(Requirement):
Comb through the entries for "active" and pull out each line that holds it.

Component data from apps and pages

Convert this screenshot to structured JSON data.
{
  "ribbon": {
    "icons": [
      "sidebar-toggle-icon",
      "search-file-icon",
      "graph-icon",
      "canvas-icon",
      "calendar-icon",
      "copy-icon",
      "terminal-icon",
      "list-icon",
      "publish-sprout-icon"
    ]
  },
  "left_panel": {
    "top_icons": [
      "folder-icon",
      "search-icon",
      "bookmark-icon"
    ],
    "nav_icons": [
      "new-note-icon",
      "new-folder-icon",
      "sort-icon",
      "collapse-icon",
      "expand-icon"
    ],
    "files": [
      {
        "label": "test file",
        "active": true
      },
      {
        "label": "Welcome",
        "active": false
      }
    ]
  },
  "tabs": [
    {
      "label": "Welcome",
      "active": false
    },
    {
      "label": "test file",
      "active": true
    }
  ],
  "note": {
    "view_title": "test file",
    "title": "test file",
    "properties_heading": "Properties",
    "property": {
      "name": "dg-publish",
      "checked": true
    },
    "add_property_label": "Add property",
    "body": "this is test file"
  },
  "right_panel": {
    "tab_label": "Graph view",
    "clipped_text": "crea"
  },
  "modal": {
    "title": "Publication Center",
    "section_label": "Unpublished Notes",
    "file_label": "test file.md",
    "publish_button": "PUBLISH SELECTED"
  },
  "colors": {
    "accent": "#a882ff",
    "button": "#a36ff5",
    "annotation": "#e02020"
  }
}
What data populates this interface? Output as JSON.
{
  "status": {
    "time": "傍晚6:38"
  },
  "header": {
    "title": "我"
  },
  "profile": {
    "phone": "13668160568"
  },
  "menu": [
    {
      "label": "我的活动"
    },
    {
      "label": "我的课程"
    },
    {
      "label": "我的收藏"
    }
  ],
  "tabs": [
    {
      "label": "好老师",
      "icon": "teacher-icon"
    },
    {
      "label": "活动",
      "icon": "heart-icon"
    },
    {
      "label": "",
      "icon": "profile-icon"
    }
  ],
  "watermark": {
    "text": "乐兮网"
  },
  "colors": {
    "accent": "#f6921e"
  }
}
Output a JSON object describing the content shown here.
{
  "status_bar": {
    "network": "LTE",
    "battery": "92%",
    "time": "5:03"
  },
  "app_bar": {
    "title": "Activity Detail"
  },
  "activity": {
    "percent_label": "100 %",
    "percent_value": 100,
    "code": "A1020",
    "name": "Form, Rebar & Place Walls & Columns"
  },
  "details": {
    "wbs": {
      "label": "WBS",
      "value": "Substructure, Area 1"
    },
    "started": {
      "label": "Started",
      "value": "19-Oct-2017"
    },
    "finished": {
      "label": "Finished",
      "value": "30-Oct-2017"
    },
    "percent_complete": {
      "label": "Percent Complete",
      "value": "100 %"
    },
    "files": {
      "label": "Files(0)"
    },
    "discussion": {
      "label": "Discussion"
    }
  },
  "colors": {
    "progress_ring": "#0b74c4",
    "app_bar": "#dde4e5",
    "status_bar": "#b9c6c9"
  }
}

(Answer to the problem):
        "active": true
        "active": false
      "active": false
      "active": true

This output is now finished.